My worry is that education suffers from this problem writ large. I was shocked that the syllabus had barely changed from when I was at school in the 80’s and 90’s.

Education is slow to adapt because of the large number of vested interests involved. But perhaps the one vested interest we are not taking properly into account is the children. We have not properly costed what their time is worth, so there is a perverse incentive to make kids spend 5 days a week in school and then do hours of homework.

What are teachers doing all day every day that they then need kids to spend additional time working at home to prepare them for the work force?

Poverty of aspiration is cited as an issue in under achieving schools that serve poor neighbourhoods. Most people are heavily loss averse. If kids became aware that a certain career path would mean that they make less, than they currently do now to study, that would be a huge incentive to follow an economically productive path in later life. It would give them a tangible point of reference. Would it be a good or a bad thing if fewer children chose the statistical meat grinder of a career in the performing arts?

Perhaps young children shouldn’t get all their salary.
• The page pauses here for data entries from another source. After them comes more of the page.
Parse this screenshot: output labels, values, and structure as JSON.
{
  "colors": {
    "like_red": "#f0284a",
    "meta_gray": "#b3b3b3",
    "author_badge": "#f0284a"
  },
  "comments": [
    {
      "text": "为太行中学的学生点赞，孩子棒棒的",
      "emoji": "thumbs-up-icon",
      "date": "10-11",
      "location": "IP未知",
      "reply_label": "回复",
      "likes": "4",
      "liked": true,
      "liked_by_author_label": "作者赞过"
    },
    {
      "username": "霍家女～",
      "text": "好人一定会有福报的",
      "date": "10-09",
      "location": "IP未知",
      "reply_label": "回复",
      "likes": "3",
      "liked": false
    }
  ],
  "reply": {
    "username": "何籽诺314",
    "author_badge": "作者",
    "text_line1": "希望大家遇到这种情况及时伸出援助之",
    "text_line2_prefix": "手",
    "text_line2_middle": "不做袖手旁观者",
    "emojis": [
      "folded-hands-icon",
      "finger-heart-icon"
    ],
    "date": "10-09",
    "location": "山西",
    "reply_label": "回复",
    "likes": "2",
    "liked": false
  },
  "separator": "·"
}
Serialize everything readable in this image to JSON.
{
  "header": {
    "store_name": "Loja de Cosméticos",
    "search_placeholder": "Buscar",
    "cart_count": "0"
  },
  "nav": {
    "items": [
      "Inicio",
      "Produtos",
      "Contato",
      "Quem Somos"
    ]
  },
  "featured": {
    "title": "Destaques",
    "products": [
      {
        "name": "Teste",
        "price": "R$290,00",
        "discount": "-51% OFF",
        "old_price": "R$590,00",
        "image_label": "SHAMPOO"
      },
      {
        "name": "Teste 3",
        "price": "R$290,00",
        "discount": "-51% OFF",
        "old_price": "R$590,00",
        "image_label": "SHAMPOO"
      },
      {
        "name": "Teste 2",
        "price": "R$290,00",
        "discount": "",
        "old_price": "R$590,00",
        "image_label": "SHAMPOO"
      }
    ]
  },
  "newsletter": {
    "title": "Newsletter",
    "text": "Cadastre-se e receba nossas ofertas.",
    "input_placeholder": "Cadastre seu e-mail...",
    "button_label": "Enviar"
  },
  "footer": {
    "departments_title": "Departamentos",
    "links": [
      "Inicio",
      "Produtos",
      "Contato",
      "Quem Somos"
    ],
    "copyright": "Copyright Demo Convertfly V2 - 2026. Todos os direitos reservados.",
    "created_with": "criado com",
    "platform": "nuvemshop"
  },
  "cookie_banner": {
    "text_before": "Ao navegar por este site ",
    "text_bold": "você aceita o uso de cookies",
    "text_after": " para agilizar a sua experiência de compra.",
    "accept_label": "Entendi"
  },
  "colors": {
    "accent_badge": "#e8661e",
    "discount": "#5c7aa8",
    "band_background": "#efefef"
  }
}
It could be held in trust, and they could receive an age indexed percentage of their performance related bonuses in a digital currency that can only be spent on age appropriate goods and services, with some parental controls built in.

There is an argument that we want children to learn for the love of it but we don’t expect anyone else to do their work purely for the love of it. The rest of us even the ones who enjoy our work get paid something.

Surely the biggest barrier to developing a love of lifelong learning is that under18’s are siloed in schools against their will and adults are absent from our educational establishments. I would think a very quick way to improve standers in schools would be to have a few adults learn in schools with under 18’s. Ask university lecturers if the rein in the bullshit a bit when they know they have a few mature students in the room. My guess is they do.

Adult learners would be better customers for the teachers, who could give instant, effective feedback.  At the moment children are the products of education and the parents are the customers. So at the moment feedback is only given twice a year at parent’s day.

I hypothesise that children would work harder if their work had economic value in the short, medium and the long term, as opposed to just the long term as it might do now. Teachers would be happier and more effective if there work was subject to greater scrutiny, and if the students truly became their customers as opposed to their products.

Society would be a better more competitive and productive place if we got people ready for the work force faster, and didn’t shut adults out of learning. Perhaps the real issue is that an ineffective education system is tolerated because it benefits ineffective adults most, due to the reduced competition in the work force. Maybe the problems in the education system are so intractable because we don’t really want to solve them. No-one likes to be shown up by someone younger than themselves.

At the end of the day, if teaching was really getting better, people would be ready to enter the work force sooner not later in life. We would be producing productive member of society sooner, not razing the school leaving age to give the system another two years.

If computer coding is now a vital skill for the modern economy, why should kids get free tuition and adults be prevented from accessing this vital knowledge? And who better to imbue teen agers with a thirst for knowledge, than adults who have gone back to school to improve themselves. Who better to create links to the world of work than adult class mates who are already working? As much as I loved some of my teachers, many of them are lifers. If we want to empower children we should increase the porosity between the world of work and education.

If we gave the education system a report card it would certainly say: “Could do better”. That is not a criticism of anyone who works in the education industry; it is simply a statement of fact. The only criticism I would ever level against anyone in this debate is that: I think it is unacceptable behavior to not explore ideas that could help us all do better in class.